▸ SOURCE RECORDS:
%%

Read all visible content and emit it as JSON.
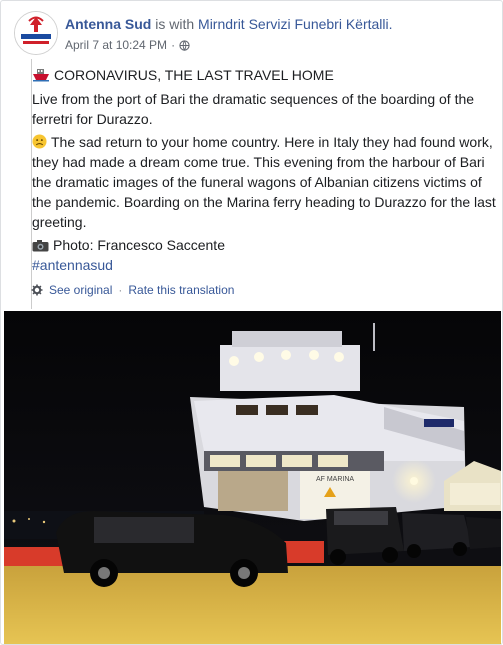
{
  "post": {
    "page_name": "Antenna Sud",
    "with_text": "is with",
    "tagged_page": "Mirndrit Servizi Funebri Kërtalli.",
    "timestamp": "April 7 at 10:24 PM",
    "separator": "·",
    "avatar_text": "ANTENNA SUD",
    "avatar_subtext": "16 NEWS & CANALI",
    "title": "CORONAVIRUS, THE LAST TRAVEL HOME",
    "title_icon": "ship-icon",
    "paragraph1": "Live from the port of Bari the dramatic sequences of the boarding of the ferretri for Durazzo.",
    "paragraph2": "The sad return to your home country. Here in Italy they had found work, they had made a dream come true. This evening from the harbour of Bari the dramatic images of the funeral wagons of Albanian citizens victims of the pandemic. Boarding on the Marina ferry heading to Durazzo for the last greeting.",
    "paragraph2_icon": "sad-face-icon",
    "photo_credit": "Photo: Francesco Saccente",
    "photo_icon": "camera-icon",
    "hashtag": "#antennasud",
    "see_original": "See original",
    "rate_translation": "Rate this translation",
    "ship_name": "AF MARINA"
  },
  "colors": {
    "link": "#385898",
    "meta": "#616770",
    "text": "#1c1e21",
    "logo_red": "#d0202a"
  }
}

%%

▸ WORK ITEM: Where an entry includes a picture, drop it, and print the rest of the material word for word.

▸ OUTPUT FOR THIS EXERCISE:
Read all visible content and emit it as JSON.
{
  "post": {
    "page_name": "Antenna Sud",
    "with_text": "is with",
    "tagged_page": "Mirndrit Servizi Funebri Kërtalli.",
    "timestamp": "April 7 at 10:24 PM",
    "separator": "·",
    "avatar_text": "ANTENNA SUD",
    "avatar_subtext": "16 NEWS & CANALI",
    "title": "CORONAVIRUS, THE LAST TRAVEL HOME",
    "title_icon": "ship-icon",
    "paragraph1": "Live from the port of Bari the dramatic sequences of the boarding of the ferretri for Durazzo.",
    "paragraph2": "The sad return to your home country. Here in Italy they had found work, they had made a dream come true. This evening from the harbour of Bari the dramatic images of the funeral wagons of Albanian citizens victims of the pandemic. Boarding on the Marina ferry heading to Durazzo for the last greeting.",
    "paragraph2_icon": "sad-face-icon",
    "photo_credit": "Photo: Francesco Saccente",
    "photo_icon": "camera-icon",
    "hashtag": "#antennasud",
    "see_original": "See original",
    "rate_translation": "Rate this translation",
    "ship_name": "AF MARINA"
  },
  "colors": {
    "link": "#385898",
    "meta": "#616770",
    "text": "#1c1e21",
    "logo_red": "#d0202a"
  }
}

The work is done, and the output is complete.